And for Miami, this should be its moment. The Heat is well positioned to win a championship during a postseason in which no team has an aura of invincibility. LeBron James, 26, Dwyane Wade, 29, and Chris Bosh, 27, give the Heat the young star power needed for what it was built to accomplish.
Forget about Miami’s occasional struggles in the previous 82-game marathon. Now, it’s a sprint to 16 victories.
The faster format better suits Miami’s front-heavy roster. The Big Three wasn’t good enough to make Miami the league’s best team in the regular season — but the trio could put the Heat on top at the end.
James scored 29 points Monday night, Bosh contributed 21 points and 11 rebounds and Wade added 14 points to help the Heat take a 2-0 series lead against Philadelphia.
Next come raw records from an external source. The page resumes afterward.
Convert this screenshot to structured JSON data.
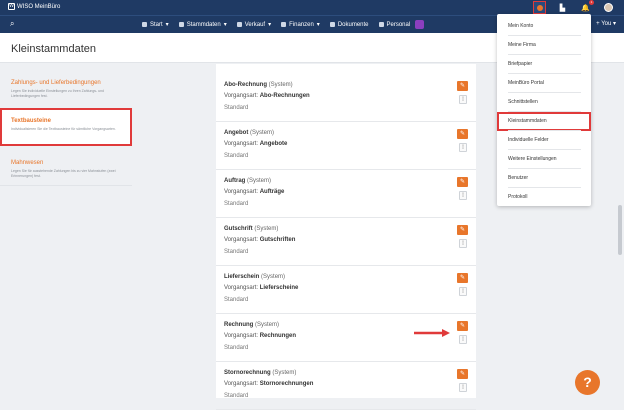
{
  "topbar": {
    "logo_text": "WISO MeinBüro",
    "logo_mark": "W",
    "notification_count": "1"
  },
  "navbar": {
    "items": [
      {
        "label": "Start",
        "icon": "start-icon"
      },
      {
        "label": "Stammdaten",
        "icon": "people-icon"
      },
      {
        "label": "Verkauf",
        "icon": "document-icon"
      },
      {
        "label": "Finanzen",
        "icon": "bank-icon"
      },
      {
        "label": "Dokumente",
        "icon": "folder-icon"
      },
      {
        "label": "Personal",
        "icon": "personal-icon"
      }
    ],
    "right_label": "+ You ▾"
  },
  "header": {
    "title": "Kleinstammdaten"
  },
  "sidebar": {
    "items": [
      {
        "title": "Zahlungs- und Lieferbedingungen",
        "desc": "Legen Sie individuelle Einstellungen zu Ihren Zahlungs- und Lieferbedingungen fest."
      },
      {
        "title": "Textbausteine",
        "desc": "Individualisieren Sie die Textbausteine für sämtliche Vorgangsarten."
      },
      {
        "title": "Mahnwesen",
        "desc": "Legen Sie für ausstehende Zahlungen bis zu vier Mahnstufen (zwei Erinnerungen) fest."
      }
    ]
  },
  "rows": [
    {
      "name": "Abo-Rechnung",
      "tag": "(System)",
      "type_label": "Vorgangsart:",
      "type": "Abo-Rechnungen",
      "std": "Standard"
    },
    {
      "name": "Angebot",
      "tag": "(System)",
      "type_label": "Vorgangsart:",
      "type": "Angebote",
      "std": "Standard"
    },
    {
      "name": "Auftrag",
      "tag": "(System)",
      "type_label": "Vorgangsart:",
      "type": "Aufträge",
      "std": "Standard"
    },
    {
      "name": "Gutschrift",
      "tag": "(System)",
      "type_label": "Vorgangsart:",
      "type": "Gutschriften",
      "std": "Standard"
    },
    {
      "name": "Lieferschein",
      "tag": "(System)",
      "type_label": "Vorgangsart:",
      "type": "Lieferscheine",
      "std": "Standard"
    },
    {
      "name": "Rechnung",
      "tag": "(System)",
      "type_label": "Vorgangsart:",
      "type": "Rechnungen",
      "std": "Standard"
    },
    {
      "name": "Stornorechnung",
      "tag": "(System)",
      "type_label": "Vorgangsart:",
      "type": "Stornorechnungen",
      "std": "Standard"
    }
  ],
  "dropdown": {
    "items": [
      "Mein Konto",
      "Meine Firma",
      "Briefpapier",
      "MeinBüro Portal",
      "Schnittstellen",
      "Kleinstammdaten",
      "Individuelle Felder",
      "Weitere Einstellungen",
      "Benutzer",
      "Protokoll"
    ],
    "active_index": 5
  },
  "help": {
    "label": "?"
  },
  "colors": {
    "nav": "#1f3a64",
    "accent": "#e8762b",
    "highlight": "#e03a3a"
  }
}
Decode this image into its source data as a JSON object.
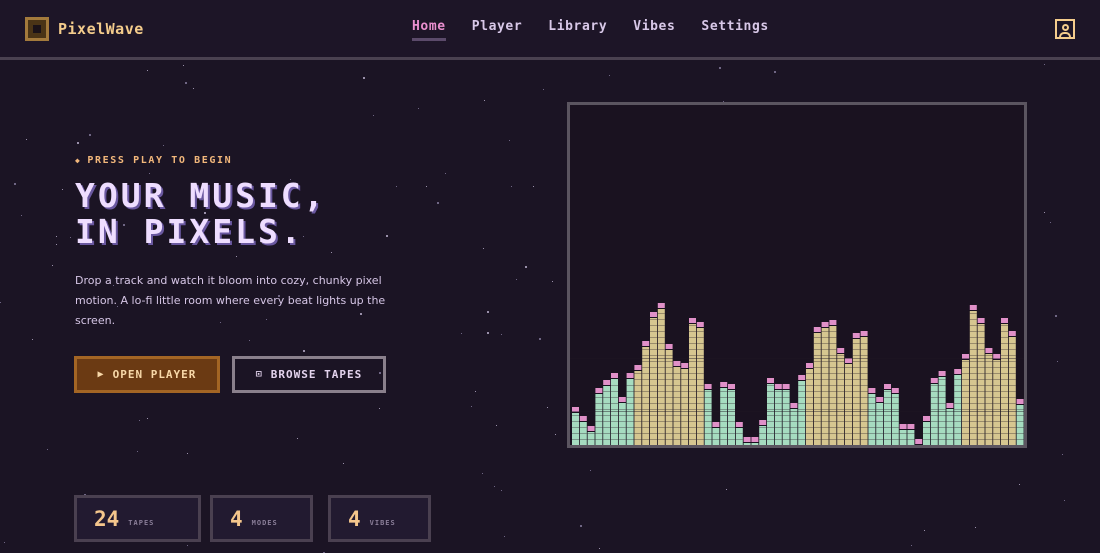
{
  "app": {
    "name": "PixelWave"
  },
  "nav": {
    "items": [
      {
        "label": "Home",
        "active": true
      },
      {
        "label": "Player",
        "active": false
      },
      {
        "label": "Library",
        "active": false
      },
      {
        "label": "Vibes",
        "active": false
      },
      {
        "label": "Settings",
        "active": false
      }
    ],
    "user_icon": "user-icon"
  },
  "hero": {
    "eyebrow": "PRESS PLAY TO BEGIN",
    "title_line1": "YOUR MUSIC,",
    "title_line2": "IN PIXELS.",
    "description": "Drop a track and watch it bloom into cozy, chunky pixel motion. A lo-fi little room where every beat lights up the screen.",
    "primary_button": "OPEN PLAYER",
    "secondary_button": "BROWSE TAPES"
  },
  "stats": [
    {
      "value": "24",
      "label": "TAPES"
    },
    {
      "value": "4",
      "label": "MODES"
    },
    {
      "value": "4",
      "label": "VIBES"
    }
  ],
  "visualizer": {
    "bar_levels": [
      0.15,
      0.11,
      0.06,
      0.24,
      0.28,
      0.31,
      0.2,
      0.31,
      0.35,
      0.46,
      0.6,
      0.64,
      0.45,
      0.37,
      0.36,
      0.57,
      0.55,
      0.26,
      0.08,
      0.27,
      0.26,
      0.08,
      0.01,
      0.01,
      0.09,
      0.29,
      0.26,
      0.26,
      0.17,
      0.3,
      0.36,
      0.53,
      0.55,
      0.56,
      0.43,
      0.38,
      0.5,
      0.51,
      0.24,
      0.2,
      0.26,
      0.24,
      0.07,
      0.07,
      0.0,
      0.11,
      0.29,
      0.32,
      0.17,
      0.33,
      0.4,
      0.63,
      0.57,
      0.43,
      0.4,
      0.57,
      0.51,
      0.19
    ],
    "colors": {
      "low": "#a6dcc0",
      "high": "#d6c690",
      "peak": "#e090c8"
    }
  }
}
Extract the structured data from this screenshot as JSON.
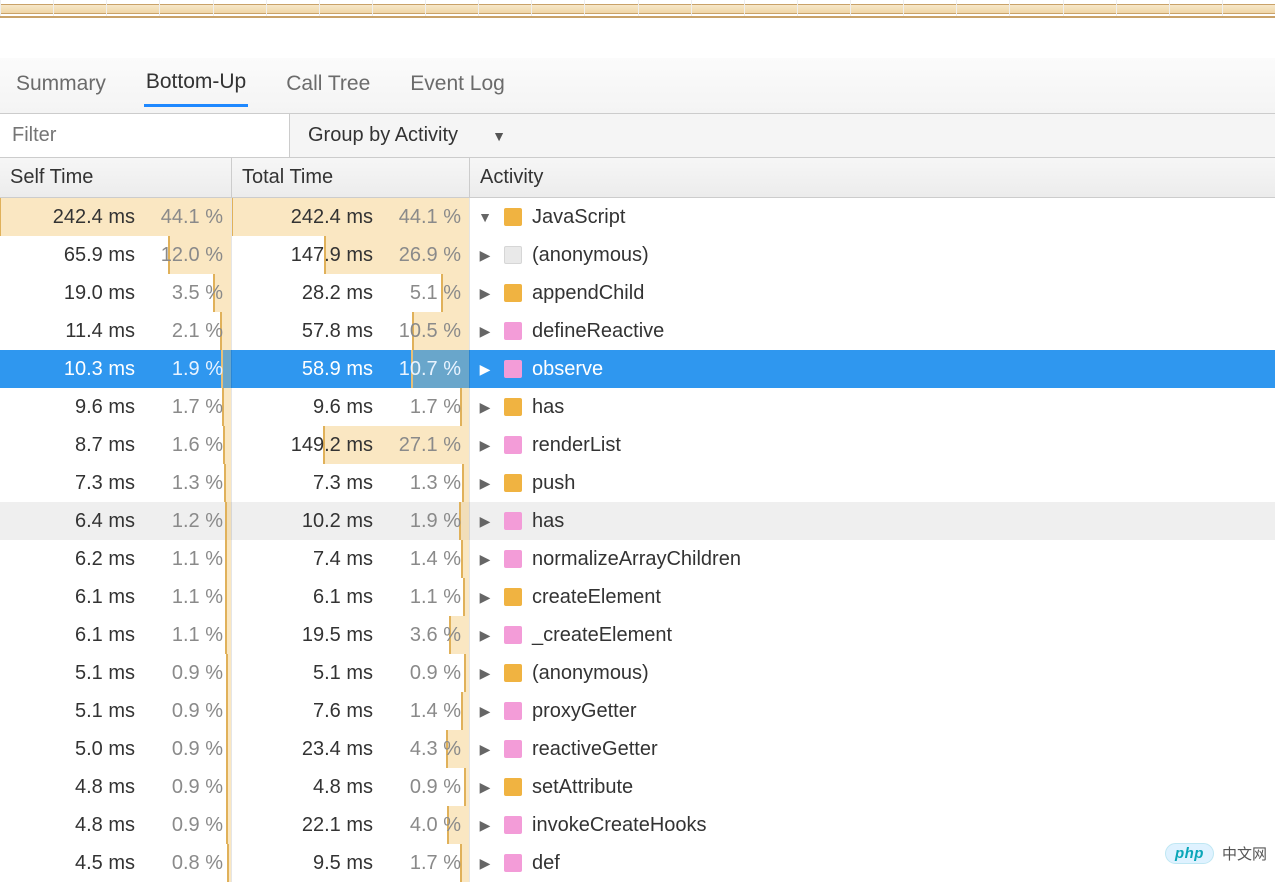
{
  "tabs": {
    "summary": "Summary",
    "bottom_up": "Bottom-Up",
    "call_tree": "Call Tree",
    "event_log": "Event Log",
    "active": "bottom_up"
  },
  "filter": {
    "placeholder": "Filter",
    "group_label": "Group by Activity"
  },
  "columns": {
    "self_time": "Self Time",
    "total_time": "Total Time",
    "activity": "Activity"
  },
  "colors": {
    "orange": "#f0b341",
    "pink": "#f39cd8",
    "grey": "#e9e9e9",
    "selection": "#2f97ef"
  },
  "watermark": {
    "brand": "php",
    "site": "中文网"
  },
  "rows": [
    {
      "self_ms": "242.4 ms",
      "self_pct": "44.1 %",
      "self_bar": 100,
      "total_ms": "242.4 ms",
      "total_pct": "44.1 %",
      "total_bar": 100,
      "indent": 0,
      "expanded": true,
      "swatch": "orange",
      "label": "JavaScript",
      "selected": false,
      "hover": false
    },
    {
      "self_ms": "65.9 ms",
      "self_pct": "12.0 %",
      "self_bar": 27.2,
      "total_ms": "147.9 ms",
      "total_pct": "26.9 %",
      "total_bar": 61.0,
      "indent": 1,
      "expanded": false,
      "swatch": "grey",
      "label": "(anonymous)",
      "selected": false,
      "hover": false
    },
    {
      "self_ms": "19.0 ms",
      "self_pct": "3.5 %",
      "self_bar": 7.9,
      "total_ms": "28.2 ms",
      "total_pct": "5.1 %",
      "total_bar": 11.6,
      "indent": 1,
      "expanded": false,
      "swatch": "orange",
      "label": "appendChild",
      "selected": false,
      "hover": false
    },
    {
      "self_ms": "11.4 ms",
      "self_pct": "2.1 %",
      "self_bar": 4.8,
      "total_ms": "57.8 ms",
      "total_pct": "10.5 %",
      "total_bar": 23.8,
      "indent": 1,
      "expanded": false,
      "swatch": "pink",
      "label": "defineReactive",
      "selected": false,
      "hover": false
    },
    {
      "self_ms": "10.3 ms",
      "self_pct": "1.9 %",
      "self_bar": 4.3,
      "total_ms": "58.9 ms",
      "total_pct": "10.7 %",
      "total_bar": 24.3,
      "indent": 1,
      "expanded": false,
      "swatch": "pink",
      "label": "observe",
      "selected": true,
      "hover": false
    },
    {
      "self_ms": "9.6 ms",
      "self_pct": "1.7 %",
      "self_bar": 3.9,
      "total_ms": "9.6 ms",
      "total_pct": "1.7 %",
      "total_bar": 3.9,
      "indent": 1,
      "expanded": false,
      "swatch": "orange",
      "label": "has",
      "selected": false,
      "hover": false
    },
    {
      "self_ms": "8.7 ms",
      "self_pct": "1.6 %",
      "self_bar": 3.6,
      "total_ms": "149.2 ms",
      "total_pct": "27.1 %",
      "total_bar": 61.5,
      "indent": 1,
      "expanded": false,
      "swatch": "pink",
      "label": "renderList",
      "selected": false,
      "hover": false
    },
    {
      "self_ms": "7.3 ms",
      "self_pct": "1.3 %",
      "self_bar": 2.9,
      "total_ms": "7.3 ms",
      "total_pct": "1.3 %",
      "total_bar": 2.9,
      "indent": 1,
      "expanded": false,
      "swatch": "orange",
      "label": "push",
      "selected": false,
      "hover": false
    },
    {
      "self_ms": "6.4 ms",
      "self_pct": "1.2 %",
      "self_bar": 2.7,
      "total_ms": "10.2 ms",
      "total_pct": "1.9 %",
      "total_bar": 4.3,
      "indent": 1,
      "expanded": false,
      "swatch": "pink",
      "label": "has",
      "selected": false,
      "hover": true
    },
    {
      "self_ms": "6.2 ms",
      "self_pct": "1.1 %",
      "self_bar": 2.5,
      "total_ms": "7.4 ms",
      "total_pct": "1.4 %",
      "total_bar": 3.2,
      "indent": 1,
      "expanded": false,
      "swatch": "pink",
      "label": "normalizeArrayChildren",
      "selected": false,
      "hover": false
    },
    {
      "self_ms": "6.1 ms",
      "self_pct": "1.1 %",
      "self_bar": 2.5,
      "total_ms": "6.1 ms",
      "total_pct": "1.1 %",
      "total_bar": 2.5,
      "indent": 1,
      "expanded": false,
      "swatch": "orange",
      "label": "createElement",
      "selected": false,
      "hover": false
    },
    {
      "self_ms": "6.1 ms",
      "self_pct": "1.1 %",
      "self_bar": 2.5,
      "total_ms": "19.5 ms",
      "total_pct": "3.6 %",
      "total_bar": 8.2,
      "indent": 1,
      "expanded": false,
      "swatch": "pink",
      "label": "_createElement",
      "selected": false,
      "hover": false
    },
    {
      "self_ms": "5.1 ms",
      "self_pct": "0.9 %",
      "self_bar": 2.0,
      "total_ms": "5.1 ms",
      "total_pct": "0.9 %",
      "total_bar": 2.0,
      "indent": 1,
      "expanded": false,
      "swatch": "orange",
      "label": "(anonymous)",
      "selected": false,
      "hover": false
    },
    {
      "self_ms": "5.1 ms",
      "self_pct": "0.9 %",
      "self_bar": 2.0,
      "total_ms": "7.6 ms",
      "total_pct": "1.4 %",
      "total_bar": 3.2,
      "indent": 1,
      "expanded": false,
      "swatch": "pink",
      "label": "proxyGetter",
      "selected": false,
      "hover": false
    },
    {
      "self_ms": "5.0 ms",
      "self_pct": "0.9 %",
      "self_bar": 2.0,
      "total_ms": "23.4 ms",
      "total_pct": "4.3 %",
      "total_bar": 9.8,
      "indent": 1,
      "expanded": false,
      "swatch": "pink",
      "label": "reactiveGetter",
      "selected": false,
      "hover": false
    },
    {
      "self_ms": "4.8 ms",
      "self_pct": "0.9 %",
      "self_bar": 2.0,
      "total_ms": "4.8 ms",
      "total_pct": "0.9 %",
      "total_bar": 2.0,
      "indent": 1,
      "expanded": false,
      "swatch": "orange",
      "label": "setAttribute",
      "selected": false,
      "hover": false
    },
    {
      "self_ms": "4.8 ms",
      "self_pct": "0.9 %",
      "self_bar": 2.0,
      "total_ms": "22.1 ms",
      "total_pct": "4.0 %",
      "total_bar": 9.1,
      "indent": 1,
      "expanded": false,
      "swatch": "pink",
      "label": "invokeCreateHooks",
      "selected": false,
      "hover": false
    },
    {
      "self_ms": "4.5 ms",
      "self_pct": "0.8 %",
      "self_bar": 1.8,
      "total_ms": "9.5 ms",
      "total_pct": "1.7 %",
      "total_bar": 3.9,
      "indent": 1,
      "expanded": false,
      "swatch": "pink",
      "label": "def",
      "selected": false,
      "hover": false
    }
  ]
}
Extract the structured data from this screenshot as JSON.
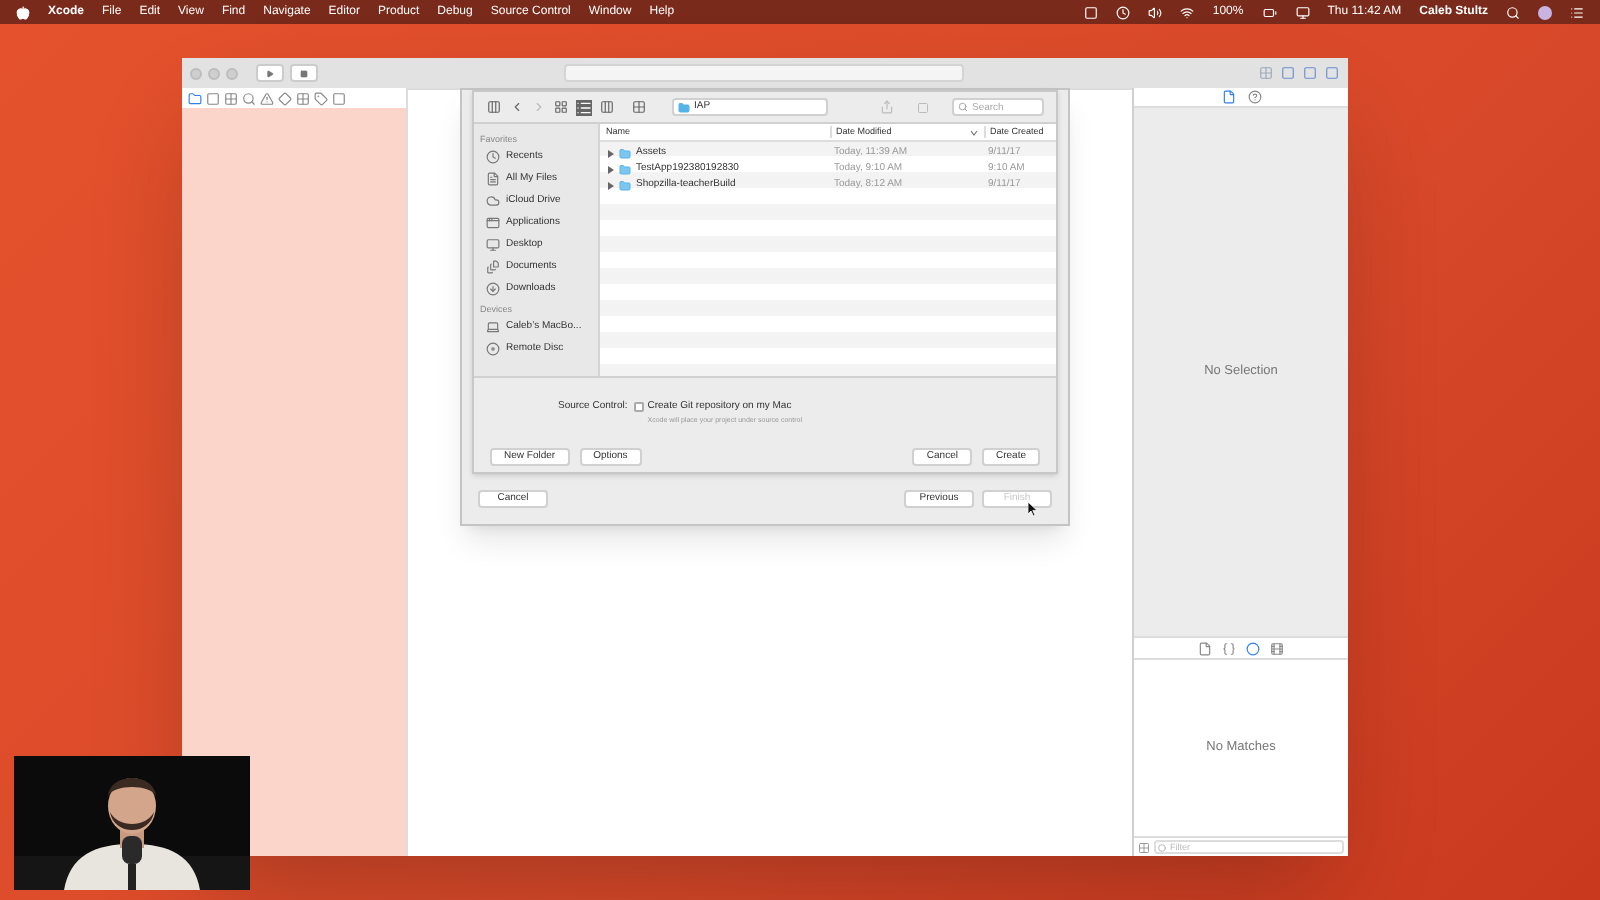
{
  "menu_bar": {
    "app": "Xcode",
    "menus": [
      "File",
      "Edit",
      "View",
      "Find",
      "Navigate",
      "Editor",
      "Product",
      "Debug",
      "Source Control",
      "Window",
      "Help"
    ],
    "battery": "100%",
    "clock": "Thu 11:42 AM",
    "user": "Caleb Stultz"
  },
  "navigator_tabs": [
    {
      "kind": "folder",
      "selected": true
    },
    {
      "kind": "square",
      "selected": false
    },
    {
      "kind": "grid",
      "selected": false
    },
    {
      "kind": "search",
      "selected": false
    },
    {
      "kind": "warning",
      "selected": false
    },
    {
      "kind": "diamond",
      "selected": false
    },
    {
      "kind": "grid",
      "selected": false
    },
    {
      "kind": "tag",
      "selected": false
    },
    {
      "kind": "square",
      "selected": false
    }
  ],
  "save_panel": {
    "location": "IAP",
    "search": {
      "placeholder": "Search"
    },
    "sidebar": [
      {
        "heading": "Favorites",
        "items": [
          {
            "label": "Recents",
            "kind": "recents"
          },
          {
            "label": "All My Files",
            "kind": "files"
          },
          {
            "label": "iCloud Drive",
            "kind": "cloud"
          },
          {
            "label": "Applications",
            "kind": "apps"
          },
          {
            "label": "Desktop",
            "kind": "desktop"
          },
          {
            "label": "Documents",
            "kind": "documents"
          },
          {
            "label": "Downloads",
            "kind": "downloads"
          }
        ]
      },
      {
        "heading": "Devices",
        "items": [
          {
            "label": "Caleb’s MacBo...",
            "kind": "laptop"
          },
          {
            "label": "Remote Disc",
            "kind": "disc"
          }
        ]
      }
    ],
    "columns": [
      "Name",
      "Date Modified",
      "Date Created"
    ],
    "rows": [
      {
        "name": "Assets",
        "modified": "Today, 11:39 AM",
        "created": "9/11/17",
        "expanded": false
      },
      {
        "name": "TestApp192380192830",
        "modified": "Today, 9:10 AM",
        "created": "9:10 AM",
        "expanded": false
      },
      {
        "name": "Shopzilla-teacherBuild",
        "modified": "Today, 8:12 AM",
        "created": "9/11/17",
        "expanded": false
      }
    ],
    "source_control": {
      "label": "Source Control:",
      "option": "Create Git repository on my Mac",
      "checked": false,
      "hint": "Xcode will place your project under source control"
    },
    "left_buttons": [
      "New Folder",
      "Options"
    ],
    "right_buttons": [
      {
        "label": "Cancel",
        "default": false
      },
      {
        "label": "Create",
        "default": false
      }
    ]
  },
  "sheet_buttons": [
    {
      "label": "Cancel",
      "disabled": false
    },
    {
      "label": "Previous",
      "disabled": false
    },
    {
      "label": "Finish",
      "disabled": true
    }
  ],
  "inspector": {
    "tabs": [
      {
        "kind": "file",
        "selected": true
      },
      {
        "kind": "help",
        "selected": false
      }
    ],
    "empty": "No Selection"
  },
  "library": {
    "tabs": [
      {
        "kind": "file",
        "selected": false
      },
      {
        "kind": "braces",
        "selected": false
      },
      {
        "kind": "circle",
        "selected": true
      },
      {
        "kind": "film",
        "selected": false
      }
    ],
    "empty": "No Matches",
    "filter": {
      "placeholder": "Filter"
    }
  }
}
No surprises. Just too much skill for the 76ers to overcome at a time of year when coaches no longer worry as much about managing minutes, referees generally call fewer fouls and the stage is too big for some.
Chicago — the Eastern Conference’s top-seeded team — rallied to overcome a late deficit against eighth-seeded Indiana in its first game. Third-seeded Boston needed a three-pointer from Ray Allen, the game’s all-time leader in threes, to hold off New York.
San Antonio and Los Angeles — the Western Conference’s Nos. 1 and 2 teams — lost on their home courts. It marked the first time since 1984 that the top two seeds from the same conference lost playoff openers.
The Spurs, Lakers and Celtics are old teams, albeit still talented ones. Derrick Rose, 22, who’s expected to win the most valuable player award, leads the rising Bulls, but the Heat is the only team with three superstars under 30.
Although Kobe Bryant supporters would disagree, James is the league’s most talented player. Just ask NBA officials.
Wade is widely considered a top-five performer and Bosh is among the elite as well. The Heat’s overall lack of talent and depth behind them was the biggest factor in a season-high five-game losing streak spanning late February and early March.
The losing stirred increased media coverage of the league’s most scrutinized franchise, and hope of a complete collapse among Miami’s detractors.
There’s still a lot of resentment and jealously in the league toward Miami because of James’s poorly handled exit from Cleveland and team President Pat Riley’s success in luring James and Bosh to the Heat last summer while also retaining Wade. But instead of fading, Miami finished 15-3.
The impressive stretch raised the Heat’s confidence level to “an all-time high,” James said recently. “Everyone is comfortable. Everyone knows their role and we know what’s our identity. And that’s playing together.”